At this point, my dad was intending to continue riding all the way to Bingen, which was a plan I was not happy with. It was already 5:30 PM, meaning This was already our longest riding day yet (already close to 60 miles). It would take us at least another hour to ride to Bingen (11 miles away), we were uncertain we would even be able to even find a hotel here, the weather wasn’t particularly good, we were tired and hungry… Anyways, I was ready to call it a day, and not motivated to ride any more. So I devised a plan: Get out my phone, turn on data roaming, and make sure we have a hotel reservation somewhere, then we will take the train. I was able to make a hotel reservation at one of the recommended hotels in the bicycle book in Bingen. Then we would hop on the train. The plan worked well, and provided a good escape from a stressful situation. I was able to get a reservation at Hotel Krone which had excellent bicycle accommodations and a friendly staff, and a great view out the window. We finished the day at Zum geschwollenen Herz restaurant (To the swollen heart).
Cycling Day 5 – Bingen to Koblenz (April 26)
This section of the bicycle rout was perhaps my favorite, and it was especially nice to have clear skies all day. There was very little industrial areas, and occasional small towns that we passed along the way, and an abundance of castles.
Cycling Day 6 – Koblenz to Bonn (April 27)
In light of our experience with hotels, I made a reservation for our hotel in Bonn on my cell phone. On leaving Koblenz, there was a little bit of confusion in the route. It took us past the Memorial of German Unity, and the directions for crossing the Moselle river and finding the bicycle path were a bit unclear. I think we wondered off into an RV park, and had to turn around. We eventually saw more industrial areas, which we needed to navigate around. Eventually, the trail became clearer. We eventually made it to Remagen, and saw the remnants of the Ludendorf bridge, which is a historic WW2 landmark. Someone I know, who just recently passed away, was one of the first waves of American troops which crossed the bridge in WW2.
In Remagen, we found a Döner place, where we had to go just so we could text images of Döner to my youngest sister. Döner was her favorite meal while she was staying in Germany, so it would only be fitting that she would appreciate images of us eating Döner, especially since she just had a baby and was nursing and was ravenously hungry all the time.
We eventually made it to Bonn, and our first stop was at the front door of the house where Beethoven was born and lived for a few years.
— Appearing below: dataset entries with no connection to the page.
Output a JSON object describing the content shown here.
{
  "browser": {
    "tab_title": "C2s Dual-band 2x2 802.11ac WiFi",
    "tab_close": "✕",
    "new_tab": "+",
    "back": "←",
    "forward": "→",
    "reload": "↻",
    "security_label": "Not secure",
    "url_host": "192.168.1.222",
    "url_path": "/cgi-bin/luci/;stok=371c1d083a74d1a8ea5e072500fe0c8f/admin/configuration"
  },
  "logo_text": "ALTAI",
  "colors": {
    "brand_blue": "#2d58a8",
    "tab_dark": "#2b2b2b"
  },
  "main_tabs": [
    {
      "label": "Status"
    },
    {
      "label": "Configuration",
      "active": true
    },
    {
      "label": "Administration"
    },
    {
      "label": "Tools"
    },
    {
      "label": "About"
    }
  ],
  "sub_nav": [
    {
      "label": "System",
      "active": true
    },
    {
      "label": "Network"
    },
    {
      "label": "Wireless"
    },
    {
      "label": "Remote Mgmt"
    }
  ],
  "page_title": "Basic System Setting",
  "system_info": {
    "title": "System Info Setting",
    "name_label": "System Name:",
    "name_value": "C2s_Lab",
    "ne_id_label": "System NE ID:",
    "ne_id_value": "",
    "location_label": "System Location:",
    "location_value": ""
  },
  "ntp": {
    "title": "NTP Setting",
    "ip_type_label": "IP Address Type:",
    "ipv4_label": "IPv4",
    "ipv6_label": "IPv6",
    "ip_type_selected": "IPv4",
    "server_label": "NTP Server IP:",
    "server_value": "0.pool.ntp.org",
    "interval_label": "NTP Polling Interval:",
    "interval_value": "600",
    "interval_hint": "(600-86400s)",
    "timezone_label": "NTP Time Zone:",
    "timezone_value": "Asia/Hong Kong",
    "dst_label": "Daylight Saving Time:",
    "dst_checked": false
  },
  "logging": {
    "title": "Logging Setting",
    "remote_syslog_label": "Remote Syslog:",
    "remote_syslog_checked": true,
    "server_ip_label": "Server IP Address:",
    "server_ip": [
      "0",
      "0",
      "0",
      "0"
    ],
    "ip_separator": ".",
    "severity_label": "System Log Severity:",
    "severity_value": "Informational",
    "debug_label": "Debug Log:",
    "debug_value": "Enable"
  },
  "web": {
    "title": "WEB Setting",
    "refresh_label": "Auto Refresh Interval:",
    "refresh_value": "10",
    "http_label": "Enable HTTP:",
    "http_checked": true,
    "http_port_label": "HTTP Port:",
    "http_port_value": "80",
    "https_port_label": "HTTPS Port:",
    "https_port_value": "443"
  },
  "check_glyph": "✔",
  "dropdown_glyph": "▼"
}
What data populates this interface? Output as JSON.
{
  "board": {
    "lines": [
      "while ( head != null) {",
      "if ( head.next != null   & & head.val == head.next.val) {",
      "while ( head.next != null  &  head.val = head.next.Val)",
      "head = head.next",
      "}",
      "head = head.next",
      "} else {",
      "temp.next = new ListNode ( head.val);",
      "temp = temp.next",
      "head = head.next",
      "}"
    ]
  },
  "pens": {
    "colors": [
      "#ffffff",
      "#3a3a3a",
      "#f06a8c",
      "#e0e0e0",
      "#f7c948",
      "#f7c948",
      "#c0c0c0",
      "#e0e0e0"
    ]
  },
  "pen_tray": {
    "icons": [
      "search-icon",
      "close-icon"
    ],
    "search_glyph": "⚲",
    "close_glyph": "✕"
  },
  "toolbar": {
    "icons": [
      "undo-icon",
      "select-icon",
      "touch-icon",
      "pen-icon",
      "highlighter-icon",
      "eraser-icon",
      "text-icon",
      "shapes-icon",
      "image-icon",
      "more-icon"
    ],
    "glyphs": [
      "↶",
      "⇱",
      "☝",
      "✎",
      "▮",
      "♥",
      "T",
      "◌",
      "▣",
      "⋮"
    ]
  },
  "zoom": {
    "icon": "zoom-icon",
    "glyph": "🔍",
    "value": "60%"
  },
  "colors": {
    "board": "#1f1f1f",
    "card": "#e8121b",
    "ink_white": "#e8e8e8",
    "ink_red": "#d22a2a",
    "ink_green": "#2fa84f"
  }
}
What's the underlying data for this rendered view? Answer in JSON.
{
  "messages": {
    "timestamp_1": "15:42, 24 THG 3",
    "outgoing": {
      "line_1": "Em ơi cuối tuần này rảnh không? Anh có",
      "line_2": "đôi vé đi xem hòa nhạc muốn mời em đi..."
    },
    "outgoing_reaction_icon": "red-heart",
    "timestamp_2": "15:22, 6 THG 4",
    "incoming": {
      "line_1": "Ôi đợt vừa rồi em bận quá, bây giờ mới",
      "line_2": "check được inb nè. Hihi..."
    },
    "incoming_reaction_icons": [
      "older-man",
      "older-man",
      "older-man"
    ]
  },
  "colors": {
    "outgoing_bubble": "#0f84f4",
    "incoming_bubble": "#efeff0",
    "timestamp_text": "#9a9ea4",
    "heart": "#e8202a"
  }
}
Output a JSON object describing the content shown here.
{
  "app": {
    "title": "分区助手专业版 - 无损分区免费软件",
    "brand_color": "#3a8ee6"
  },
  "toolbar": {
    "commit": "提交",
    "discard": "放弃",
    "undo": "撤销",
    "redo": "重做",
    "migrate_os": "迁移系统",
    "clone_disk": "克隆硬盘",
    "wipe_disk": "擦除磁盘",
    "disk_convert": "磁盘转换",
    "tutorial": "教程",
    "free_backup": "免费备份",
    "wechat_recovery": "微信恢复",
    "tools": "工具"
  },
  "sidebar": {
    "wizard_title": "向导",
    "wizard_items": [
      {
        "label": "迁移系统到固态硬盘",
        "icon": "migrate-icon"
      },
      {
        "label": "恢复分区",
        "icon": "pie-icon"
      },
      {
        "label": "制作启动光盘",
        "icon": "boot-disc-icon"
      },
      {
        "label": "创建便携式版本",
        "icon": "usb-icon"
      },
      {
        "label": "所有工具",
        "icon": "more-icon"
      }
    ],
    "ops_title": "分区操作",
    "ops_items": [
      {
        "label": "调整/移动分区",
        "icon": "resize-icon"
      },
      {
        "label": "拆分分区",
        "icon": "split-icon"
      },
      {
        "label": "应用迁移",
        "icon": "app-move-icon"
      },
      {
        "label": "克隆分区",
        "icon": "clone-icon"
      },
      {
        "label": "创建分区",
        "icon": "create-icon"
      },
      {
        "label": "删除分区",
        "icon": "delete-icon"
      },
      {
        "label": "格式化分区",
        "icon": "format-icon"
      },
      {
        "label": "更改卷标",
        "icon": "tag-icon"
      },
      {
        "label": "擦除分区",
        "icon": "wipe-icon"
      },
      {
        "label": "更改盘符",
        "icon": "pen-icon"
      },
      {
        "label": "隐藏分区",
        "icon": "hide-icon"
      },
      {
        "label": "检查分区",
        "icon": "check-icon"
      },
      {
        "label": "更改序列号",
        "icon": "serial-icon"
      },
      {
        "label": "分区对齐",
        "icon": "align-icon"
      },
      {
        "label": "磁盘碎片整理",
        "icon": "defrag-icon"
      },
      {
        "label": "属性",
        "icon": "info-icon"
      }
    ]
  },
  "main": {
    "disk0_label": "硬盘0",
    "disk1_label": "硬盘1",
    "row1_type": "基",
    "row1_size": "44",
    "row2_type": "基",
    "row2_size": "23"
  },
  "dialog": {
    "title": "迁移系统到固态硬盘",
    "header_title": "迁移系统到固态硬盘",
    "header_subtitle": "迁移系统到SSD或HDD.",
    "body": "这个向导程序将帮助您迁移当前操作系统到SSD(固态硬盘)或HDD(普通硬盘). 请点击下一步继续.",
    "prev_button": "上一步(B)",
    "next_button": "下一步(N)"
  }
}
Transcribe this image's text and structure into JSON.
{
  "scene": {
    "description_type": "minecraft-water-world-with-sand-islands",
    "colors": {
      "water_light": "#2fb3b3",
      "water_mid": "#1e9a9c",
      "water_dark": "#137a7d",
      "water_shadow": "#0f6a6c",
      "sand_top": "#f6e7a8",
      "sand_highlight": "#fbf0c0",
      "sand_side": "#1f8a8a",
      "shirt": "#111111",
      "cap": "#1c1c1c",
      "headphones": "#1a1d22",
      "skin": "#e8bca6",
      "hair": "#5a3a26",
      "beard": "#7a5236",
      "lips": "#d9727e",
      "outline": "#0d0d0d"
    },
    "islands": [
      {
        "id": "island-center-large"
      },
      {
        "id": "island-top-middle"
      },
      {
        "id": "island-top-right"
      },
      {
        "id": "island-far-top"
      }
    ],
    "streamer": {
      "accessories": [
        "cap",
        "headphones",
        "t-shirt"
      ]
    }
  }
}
We then went to the Beethoven museum, which had a few Beethoven artifacts, manuscripts, and writings. As my tradition, I bought a bust of Beethoven to add to my collection of composer busts purchased near the birthplace of the composer.
The bicycle journey ended in Bonn. The next week, we mostly traveled by train and walking to other areas in Germany.
The following images give a fuller perspective of the distance traveled.